“I’ll never get published.”
Rubbish! (And I’m not even mentioning computer-generated books.) Best-selling novelist Carolyn Hart lives in Oklahoma. In rural Oklahoma. She just started writing, submitting, and getting published and winning national awards, even “Malice Domestic” this year, because of her good stories, literate writing, and a strong sense of setting. Her books have graced “bestseller” lists for years – I’d say “eons,” but she wouldn’t like that term.
We can copy her dedication to the craft.

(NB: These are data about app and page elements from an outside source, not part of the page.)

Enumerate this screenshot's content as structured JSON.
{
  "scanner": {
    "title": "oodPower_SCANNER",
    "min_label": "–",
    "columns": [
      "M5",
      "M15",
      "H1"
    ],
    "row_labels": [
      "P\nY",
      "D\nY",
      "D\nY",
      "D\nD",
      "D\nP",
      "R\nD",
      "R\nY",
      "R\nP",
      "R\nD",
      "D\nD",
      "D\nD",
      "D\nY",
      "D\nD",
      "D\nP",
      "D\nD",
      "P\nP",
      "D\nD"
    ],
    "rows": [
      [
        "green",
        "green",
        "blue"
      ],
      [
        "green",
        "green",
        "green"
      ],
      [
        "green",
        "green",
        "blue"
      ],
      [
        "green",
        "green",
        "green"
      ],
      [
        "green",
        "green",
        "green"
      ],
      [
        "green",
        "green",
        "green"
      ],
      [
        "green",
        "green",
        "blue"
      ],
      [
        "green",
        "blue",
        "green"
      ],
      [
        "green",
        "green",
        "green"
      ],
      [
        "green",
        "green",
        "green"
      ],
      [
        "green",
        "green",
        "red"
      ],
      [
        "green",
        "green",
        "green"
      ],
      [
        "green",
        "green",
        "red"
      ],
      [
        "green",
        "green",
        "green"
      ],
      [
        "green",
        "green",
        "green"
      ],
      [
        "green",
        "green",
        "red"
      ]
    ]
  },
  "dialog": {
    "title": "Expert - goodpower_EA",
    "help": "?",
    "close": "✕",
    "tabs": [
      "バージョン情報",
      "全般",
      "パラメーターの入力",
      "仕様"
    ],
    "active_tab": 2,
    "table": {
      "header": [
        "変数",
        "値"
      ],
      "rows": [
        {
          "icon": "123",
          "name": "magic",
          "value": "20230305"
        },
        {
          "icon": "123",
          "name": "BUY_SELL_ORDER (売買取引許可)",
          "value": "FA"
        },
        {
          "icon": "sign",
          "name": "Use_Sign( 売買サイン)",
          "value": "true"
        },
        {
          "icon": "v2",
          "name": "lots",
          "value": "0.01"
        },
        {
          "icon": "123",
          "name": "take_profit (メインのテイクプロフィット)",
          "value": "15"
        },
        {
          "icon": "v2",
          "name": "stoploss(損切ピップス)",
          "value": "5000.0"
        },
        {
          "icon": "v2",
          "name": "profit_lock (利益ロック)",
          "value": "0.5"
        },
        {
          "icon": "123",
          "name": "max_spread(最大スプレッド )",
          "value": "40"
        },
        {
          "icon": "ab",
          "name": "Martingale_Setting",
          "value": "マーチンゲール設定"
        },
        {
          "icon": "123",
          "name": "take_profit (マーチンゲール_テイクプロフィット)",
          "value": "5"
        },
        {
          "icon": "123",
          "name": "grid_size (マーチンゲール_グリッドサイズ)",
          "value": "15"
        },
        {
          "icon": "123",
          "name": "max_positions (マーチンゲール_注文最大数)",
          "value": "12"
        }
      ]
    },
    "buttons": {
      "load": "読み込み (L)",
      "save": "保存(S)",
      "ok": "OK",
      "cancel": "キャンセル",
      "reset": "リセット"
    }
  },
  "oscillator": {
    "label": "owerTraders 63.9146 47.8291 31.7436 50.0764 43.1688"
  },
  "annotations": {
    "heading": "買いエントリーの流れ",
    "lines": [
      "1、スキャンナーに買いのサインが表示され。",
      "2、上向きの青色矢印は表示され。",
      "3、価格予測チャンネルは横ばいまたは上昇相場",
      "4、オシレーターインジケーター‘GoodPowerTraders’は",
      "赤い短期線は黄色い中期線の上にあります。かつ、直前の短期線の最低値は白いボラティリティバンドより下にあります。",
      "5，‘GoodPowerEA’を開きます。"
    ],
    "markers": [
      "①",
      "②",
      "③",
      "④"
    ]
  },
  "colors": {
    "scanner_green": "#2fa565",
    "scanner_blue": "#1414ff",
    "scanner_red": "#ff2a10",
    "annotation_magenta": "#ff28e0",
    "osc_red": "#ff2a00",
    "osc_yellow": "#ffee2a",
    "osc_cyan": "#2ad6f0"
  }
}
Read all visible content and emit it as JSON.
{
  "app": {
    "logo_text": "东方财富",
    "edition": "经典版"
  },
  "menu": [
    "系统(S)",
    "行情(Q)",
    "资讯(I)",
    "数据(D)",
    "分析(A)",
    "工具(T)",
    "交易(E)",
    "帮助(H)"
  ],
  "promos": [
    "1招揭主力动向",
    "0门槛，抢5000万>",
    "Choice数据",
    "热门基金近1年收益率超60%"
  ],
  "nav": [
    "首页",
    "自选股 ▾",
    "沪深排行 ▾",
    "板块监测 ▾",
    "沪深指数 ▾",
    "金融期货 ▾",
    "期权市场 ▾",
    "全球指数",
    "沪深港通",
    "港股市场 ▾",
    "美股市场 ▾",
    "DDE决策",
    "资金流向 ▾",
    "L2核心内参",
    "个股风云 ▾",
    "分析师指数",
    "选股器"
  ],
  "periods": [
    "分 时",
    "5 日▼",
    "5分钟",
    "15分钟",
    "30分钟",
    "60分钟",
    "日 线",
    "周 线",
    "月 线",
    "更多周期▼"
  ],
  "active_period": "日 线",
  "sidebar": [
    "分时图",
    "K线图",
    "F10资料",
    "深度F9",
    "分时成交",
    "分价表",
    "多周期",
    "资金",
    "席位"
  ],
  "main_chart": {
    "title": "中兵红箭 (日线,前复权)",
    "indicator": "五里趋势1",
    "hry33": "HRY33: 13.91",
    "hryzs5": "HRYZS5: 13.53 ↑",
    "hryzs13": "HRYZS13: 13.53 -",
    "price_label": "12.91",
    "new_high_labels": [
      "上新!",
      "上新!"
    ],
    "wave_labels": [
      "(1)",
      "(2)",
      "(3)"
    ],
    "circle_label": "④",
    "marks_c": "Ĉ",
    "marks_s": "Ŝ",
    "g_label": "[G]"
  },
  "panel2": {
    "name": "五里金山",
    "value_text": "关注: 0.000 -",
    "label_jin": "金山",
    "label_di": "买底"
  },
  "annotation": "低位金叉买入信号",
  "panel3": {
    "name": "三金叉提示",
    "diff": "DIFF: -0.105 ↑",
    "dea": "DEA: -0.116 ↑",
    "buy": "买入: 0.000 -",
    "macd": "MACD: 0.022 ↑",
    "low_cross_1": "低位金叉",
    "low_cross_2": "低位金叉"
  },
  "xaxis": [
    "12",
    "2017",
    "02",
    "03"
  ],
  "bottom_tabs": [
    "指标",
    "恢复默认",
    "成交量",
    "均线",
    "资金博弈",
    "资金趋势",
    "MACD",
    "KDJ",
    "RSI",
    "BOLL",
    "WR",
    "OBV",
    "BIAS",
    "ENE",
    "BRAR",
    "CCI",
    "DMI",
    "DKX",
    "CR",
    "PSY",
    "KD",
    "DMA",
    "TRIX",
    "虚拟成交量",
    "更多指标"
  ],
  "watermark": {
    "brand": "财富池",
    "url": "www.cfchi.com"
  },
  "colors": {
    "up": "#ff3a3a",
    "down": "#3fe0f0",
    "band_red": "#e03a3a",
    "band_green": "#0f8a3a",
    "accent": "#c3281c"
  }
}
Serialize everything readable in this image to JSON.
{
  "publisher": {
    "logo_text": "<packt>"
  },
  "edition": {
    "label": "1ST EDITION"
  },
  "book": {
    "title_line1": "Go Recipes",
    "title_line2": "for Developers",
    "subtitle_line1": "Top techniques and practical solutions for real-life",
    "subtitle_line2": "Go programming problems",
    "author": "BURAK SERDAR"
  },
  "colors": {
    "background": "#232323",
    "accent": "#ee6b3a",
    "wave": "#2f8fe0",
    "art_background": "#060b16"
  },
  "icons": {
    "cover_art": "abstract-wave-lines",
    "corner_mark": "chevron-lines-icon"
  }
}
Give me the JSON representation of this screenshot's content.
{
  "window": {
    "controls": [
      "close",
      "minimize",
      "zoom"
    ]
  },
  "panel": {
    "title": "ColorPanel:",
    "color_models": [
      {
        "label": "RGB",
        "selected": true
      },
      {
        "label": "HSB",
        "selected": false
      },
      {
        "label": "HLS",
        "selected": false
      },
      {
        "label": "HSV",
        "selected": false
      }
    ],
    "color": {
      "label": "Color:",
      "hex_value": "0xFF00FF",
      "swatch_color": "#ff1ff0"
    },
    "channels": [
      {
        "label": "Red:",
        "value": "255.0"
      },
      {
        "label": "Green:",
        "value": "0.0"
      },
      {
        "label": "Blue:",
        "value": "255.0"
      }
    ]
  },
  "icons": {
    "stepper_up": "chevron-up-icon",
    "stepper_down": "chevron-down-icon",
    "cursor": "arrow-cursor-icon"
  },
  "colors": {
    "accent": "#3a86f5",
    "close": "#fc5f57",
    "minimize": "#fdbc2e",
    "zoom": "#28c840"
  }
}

We can copy the “time” dedicated to good writing, and the successful selling of – maybe not novels to start with – maybe with a newspaper column, maybe by writing book reviews for the local newspaper, maybe by going to conferences such as Killer Nashville to learn about the latest “stuff” in the publishing world, maybe by organizing our time to let our natural talent rise to the surface on our computers.
Other outlets include magazines which focus on nostalgia, health, child rearing, controversial topics (be a little careful there; I get into a bit of trouble with my blog Shastawatch), memoir, as well as a pocketful of miracles of other outlets.
If you’re a “newbie,” you can find that information in yearly-produced writer’s market books; in monthly writing magazines on every newsstand worthy of its name; in bookstores (that are still in existence!) that include a section on every aspect of writing known to man – except chiseling on a rock in the Painted Desert in the US southwest.
Once I was invited to take a drive up to the town of Three Rivers in California. The first thing I saw when we entered the small town was a candy store. As a candy fiend, I couldn’t resist. And what candy! Worthy of an article for some magazine. So, I took a couple of pictures, asked a few questions of the owner who was delighted to answer them, and shipped the story (before computers, of course) to a magazine that specialized in articles about candy. It sold. And paid. It’s plastered along with other articles over the years in that candy store’s display case.
Do I use that as an example of “being published” when other outlets ask about one’s writing “history?” You bet. It just dawns on me that the candy store didn’t “comp” me a box of the delicious candy. Hmm.
But it proves my point. There’s a story everywhere you look. Stories about animals, stories about being pregnant; stories about a savage illness; cheerful stories about successful people in our communities; stories about things “For the Soul”; stories about surviving computers when you’ve just learned to use a typewriter; stories about how to shop successfully for a new car; the list goes on.
And from short stories and longer articles can come the discipline and the realized dream you’ve had about writing that Great American Novel. So, rubbish to negative thinking! Just Write!
Chloe Winston‘s background is in banking, newspaper section editor (in old days), teaching, school administration, freelance travel writer Los Angeles Times etc., destination lecturer NCL ships.
(The Killer Nashville Guest Blog series is coordinated by KN Executive Director Beth Terrell (http://www.elizabethterrell.com/). To be a part of this series, contact Beth at firstname.lastname@example.org.)